(Reuters) – A frenetic first innings set up New Zealand’s 122-run victory over Sri Lanka in the first test on Monday, but captain Brendon McCullum was pleased with the way his bowlers stuck to their task without tangible reward.
New Zealand ended Sri Lanka’s stubborn resistance after lunch on the fifth day at University Oval in Dunedin with the visitors bowled out for 282 when chasing 405 runs for victory.
The match had begun terribly for McCullum, who lost his 17th toss in 28 tests as captain.
His team was sent in to bat and his counterpart Angelo Mathews could barely suppress his glee at the amount of grass cover still left on the pitch.
Martin Guptill and Tom Latham, however, blunted the Sri Lankan attack and raced along at more than four runs an over in an opening stand of 56 that set the tone.
“The way Martin Guptill and Tom Latham started, it was going to be tricky that first hour or two and … the guys played exceptionally well,” McCullum said.
“They hit the ball down the ground and every time the Sri Lankans missed they were able to capitalise and we got off to a four-an-over start and in a test match that’s not easy to do.
“We gathered momentum from there and to put on 400 on the first day, yeah, we probably lost a couple more wickets we would have liked but it advanced the game.”
New Zealand were 409-8 at stumps on day one, with time to bowl the tourists out twice on a wicket not expected to deteriorate quickly.
Sri Lanka proved defiant in their batting and it took New Zealand 117 overs to bowl them out for 294 in their first innings.
McCullum surprised many on Sunday with a declaration that set a target of 405 to win, when a total above 450 might have been safer.
“Sometimes you have to risk losing to win as well and we felt that we needed enough time to bowl Sri Lanka out,” McCullum said.
Rain and hail showers, which forced players off the field three times on Sunday, also played a part.
“If the weather had come into play a bit more today we would have desperately needed that time,” he added.
“But when you have guys like Neil Wagner who is going to come in and bowl long and hostile spells leading up to a new ball then you know you’re going to be in the game.

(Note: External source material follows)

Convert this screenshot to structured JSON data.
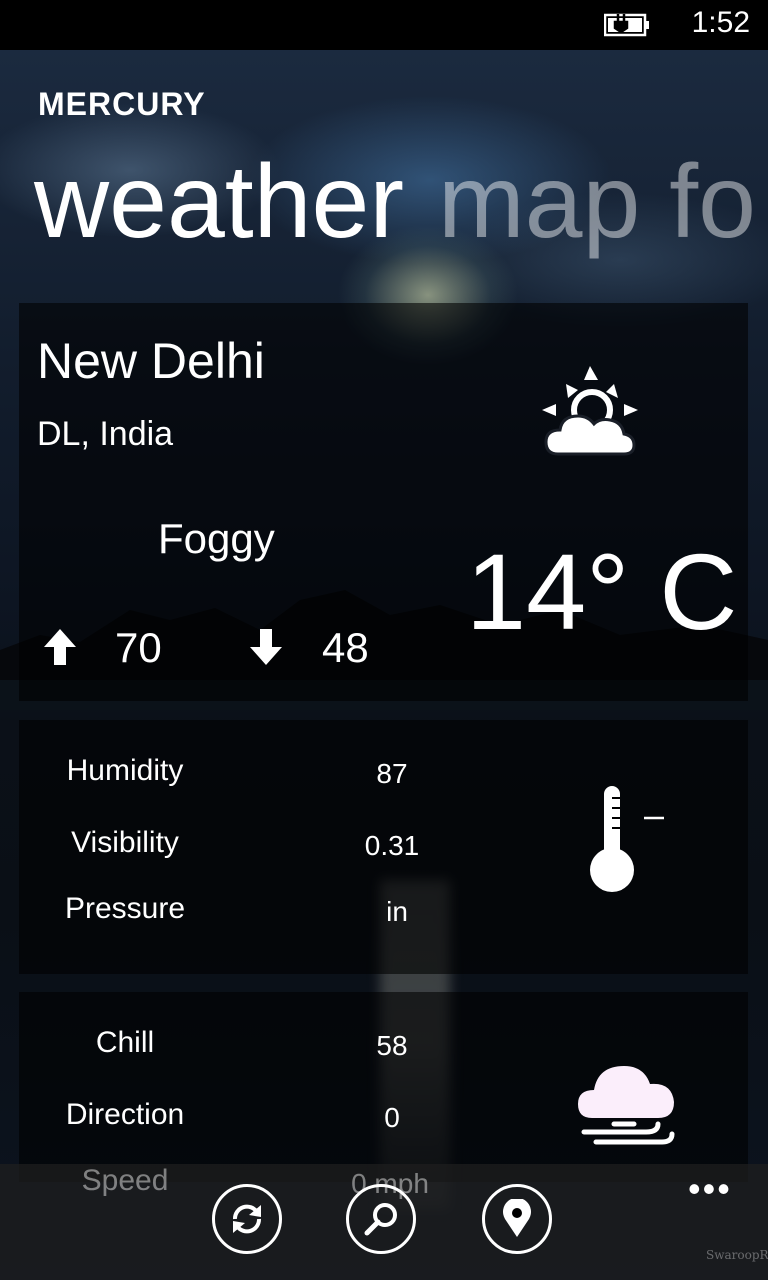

“In the end you have to back your bowlers and I think the way they went about it was outstanding.”
(Reporting by Greg Stutchbury in Wellington; Editing by Ian Ransom)